When Naashon Hughes's brother Camrhon Hughes signed with Texas just a year ago, Camrhon talked about mixed emotions. On one hand, he was enrolling early at the school he always wanted to go to. On the other, the Hughes family had just lost their home to a fire.
But when Naashon inked with the Longhorns on National Signing Day this year, he said it came under happier circumstances. The family has rebounded, and their house is expected to be finished shortly after Naashon leaves for Texas, meaning the Hughes brothers will have a true home to come back to on breaks.
"We've come a long way," Naashon said. "Now we're back in another rental house. They're still rebuilding our old house. I think I'll be gone by the time that is actually done. We just came together stronger as a family."
While the family persevered through its struggles, Naashon got stronger on the field. Moving up into the box from his position as a pure defensive back the year before, Hughes made 74 tackles, 19 tackles for loss and seven sacks.
"It just makes me more versatile," Hughes said of the move to linebacker. "I've already played back [at safety] and at corner. Whenever I go to Texas, I can play wherever they need me."
That Hughes takes that kind of an "do anything for the team" type attitude is hardly surprising: Hughes originally committed to Texas by taking a grayshirt offer over full offers from football powers LSU and Oklahoma. He did so by taking his brother's advice: go where your heart tells you to go.
"I felt like, at Texas, they genuinely care about you as a player and a person," Hughes said. "When I talk to Mack Brown, and I talk to all the coaches, I can tell they care about me more than just football."
Of course, that grayshirt offer was converted when Brown told Hughes he had a full offer on his official visit.
"That was just great," Hughes said. "That was the highlight of my official visit. When they told me that, I was just ecstatic. I couldn't hold it back. That was great."
And on Wednesday, Hughes was able to seal that commitment, signing a National Letter of Intent to play for the Longhorns.

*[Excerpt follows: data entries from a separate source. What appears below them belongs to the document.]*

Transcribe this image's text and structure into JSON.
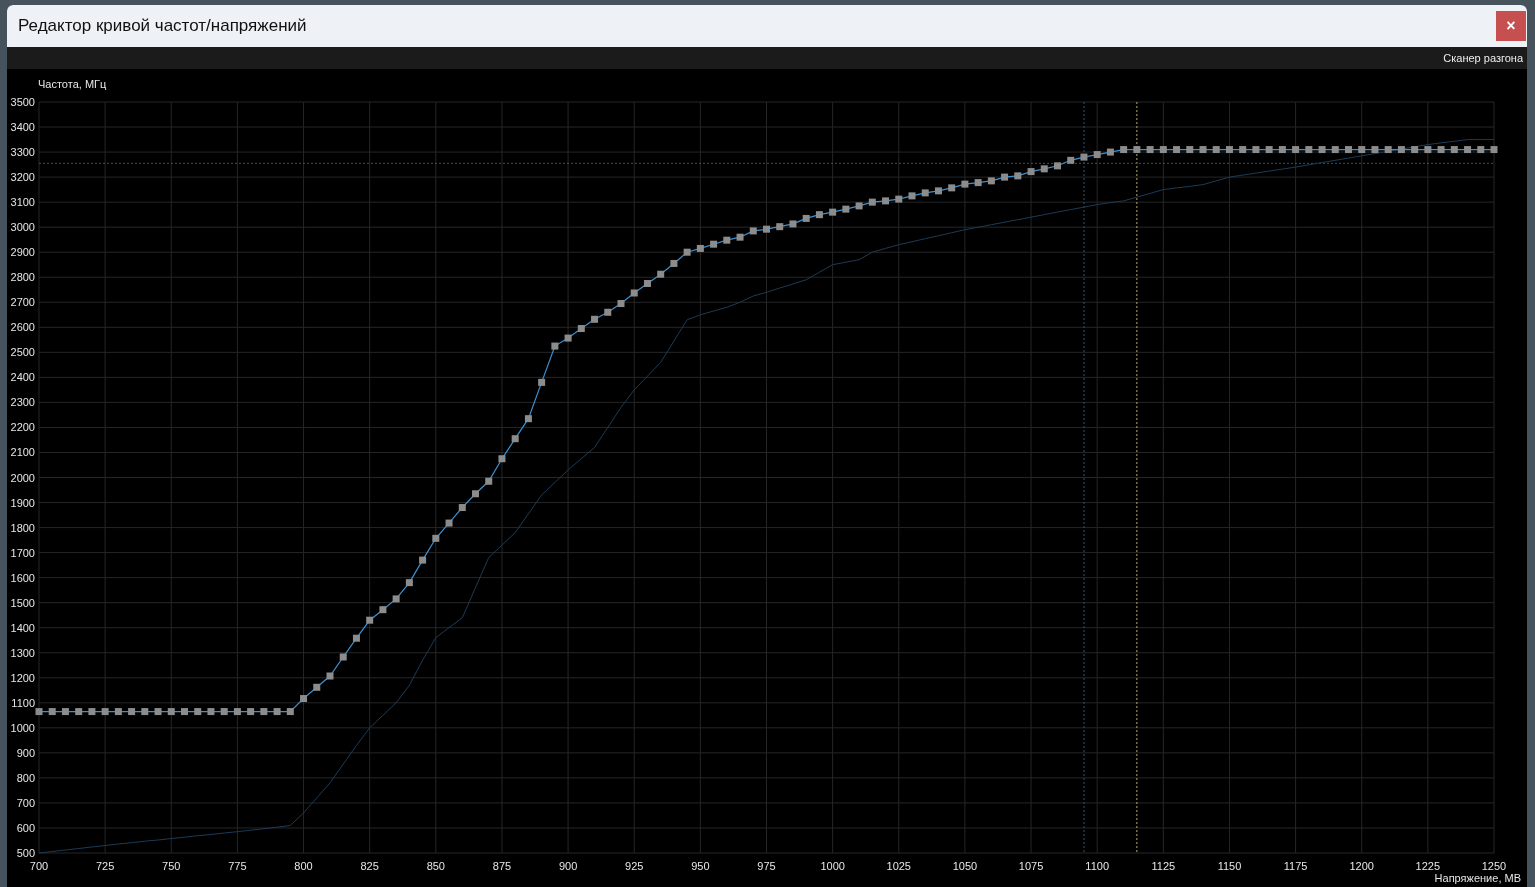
{
  "window": {
    "title": "Редактор кривой частот/напряжений",
    "close_label": "×"
  },
  "toolbar": {
    "items": [
      "Сканер разгона"
    ]
  },
  "chart": {
    "chart_data": {
      "type": "line",
      "xlabel": "Напряжение, МВ",
      "ylabel": "Частота, МГц",
      "xlim": [
        700,
        1250
      ],
      "ylim": [
        500,
        3500
      ],
      "xticks": [
        700,
        725,
        750,
        775,
        800,
        825,
        850,
        875,
        900,
        925,
        950,
        975,
        1000,
        1025,
        1050,
        1075,
        1100,
        1125,
        1150,
        1175,
        1200,
        1225,
        1250
      ],
      "yticks": [
        500,
        600,
        700,
        800,
        900,
        1000,
        1100,
        1200,
        1300,
        1400,
        1500,
        1600,
        1700,
        1800,
        1900,
        2000,
        2100,
        2200,
        2300,
        2400,
        2500,
        2600,
        2700,
        2800,
        2900,
        3000,
        3100,
        3200,
        3300,
        3400,
        3500
      ],
      "x": [
        700,
        705,
        710,
        715,
        720,
        725,
        730,
        735,
        740,
        745,
        750,
        755,
        760,
        765,
        770,
        775,
        780,
        785,
        790,
        795,
        800,
        805,
        810,
        815,
        820,
        825,
        830,
        835,
        840,
        845,
        850,
        855,
        860,
        865,
        870,
        875,
        880,
        885,
        890,
        895,
        900,
        905,
        910,
        915,
        920,
        925,
        930,
        935,
        940,
        945,
        950,
        955,
        960,
        965,
        970,
        975,
        980,
        985,
        990,
        995,
        1000,
        1005,
        1010,
        1015,
        1020,
        1025,
        1030,
        1035,
        1040,
        1045,
        1050,
        1055,
        1060,
        1065,
        1070,
        1075,
        1080,
        1085,
        1090,
        1095,
        1100,
        1105,
        1110,
        1115,
        1120,
        1125,
        1130,
        1135,
        1140,
        1145,
        1150,
        1155,
        1160,
        1165,
        1170,
        1175,
        1180,
        1185,
        1190,
        1195,
        1200,
        1205,
        1210,
        1215,
        1220,
        1225,
        1230,
        1235,
        1240,
        1245,
        1250
      ],
      "series": [
        {
          "color": "#3a92d6",
          "marker": "square",
          "values": [
            1065,
            1065,
            1065,
            1065,
            1065,
            1065,
            1065,
            1065,
            1065,
            1065,
            1065,
            1065,
            1065,
            1065,
            1065,
            1065,
            1065,
            1065,
            1065,
            1065,
            1117,
            1162,
            1207,
            1283,
            1358,
            1430,
            1472,
            1515,
            1580,
            1670,
            1757,
            1818,
            1880,
            1935,
            1985,
            2075,
            2155,
            2235,
            2380,
            2525,
            2557,
            2595,
            2632,
            2660,
            2695,
            2737,
            2775,
            2812,
            2855,
            2900,
            2915,
            2932,
            2948,
            2960,
            2985,
            2992,
            3002,
            3013,
            3035,
            3050,
            3060,
            3072,
            3085,
            3100,
            3105,
            3112,
            3125,
            3137,
            3145,
            3157,
            3172,
            3178,
            3185,
            3200,
            3205,
            3222,
            3233,
            3245,
            3267,
            3280,
            3290,
            3300,
            3310,
            3310,
            3310,
            3310,
            3310,
            3310,
            3310,
            3310,
            3310,
            3310,
            3310,
            3310,
            3310,
            3310,
            3310,
            3310,
            3310,
            3310,
            3310,
            3310,
            3310,
            3310,
            3310,
            3310,
            3310,
            3310,
            3310,
            3310,
            3310
          ]
        },
        {
          "color": "#1d3b56",
          "values": [
            500,
            506,
            512,
            518,
            524,
            530,
            536,
            541,
            547,
            552,
            558,
            563,
            569,
            574,
            580,
            585,
            591,
            597,
            603,
            610,
            660,
            720,
            780,
            855,
            930,
            1000,
            1050,
            1100,
            1170,
            1270,
            1360,
            1400,
            1440,
            1560,
            1680,
            1730,
            1780,
            1855,
            1930,
            1980,
            2030,
            2075,
            2120,
            2200,
            2280,
            2350,
            2405,
            2460,
            2545,
            2630,
            2650,
            2665,
            2680,
            2700,
            2725,
            2740,
            2757,
            2773,
            2790,
            2820,
            2850,
            2860,
            2870,
            2900,
            2915,
            2930,
            2942,
            2954,
            2966,
            2978,
            2990,
            3000,
            3010,
            3020,
            3030,
            3040,
            3050,
            3060,
            3070,
            3080,
            3090,
            3098,
            3105,
            3120,
            3135,
            3150,
            3157,
            3163,
            3170,
            3185,
            3200,
            3208,
            3216,
            3224,
            3232,
            3240,
            3249,
            3258,
            3267,
            3276,
            3285,
            3294,
            3303,
            3312,
            3321,
            3330,
            3337,
            3343,
            3350,
            3350,
            3350
          ]
        }
      ],
      "ref_lines": [
        {
          "axis": "x",
          "value": 1095,
          "color": "#2f5577"
        },
        {
          "axis": "x",
          "value": 1115,
          "color": "#b8ad6a"
        },
        {
          "axis": "y",
          "value": 3255,
          "color": "#2f5577"
        }
      ],
      "grid": true
    }
  }
}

"It's great to finally get this process over with," Hughes said. "Now you don't get the calls [from other schools]. It's definitely a weight off my shoulders."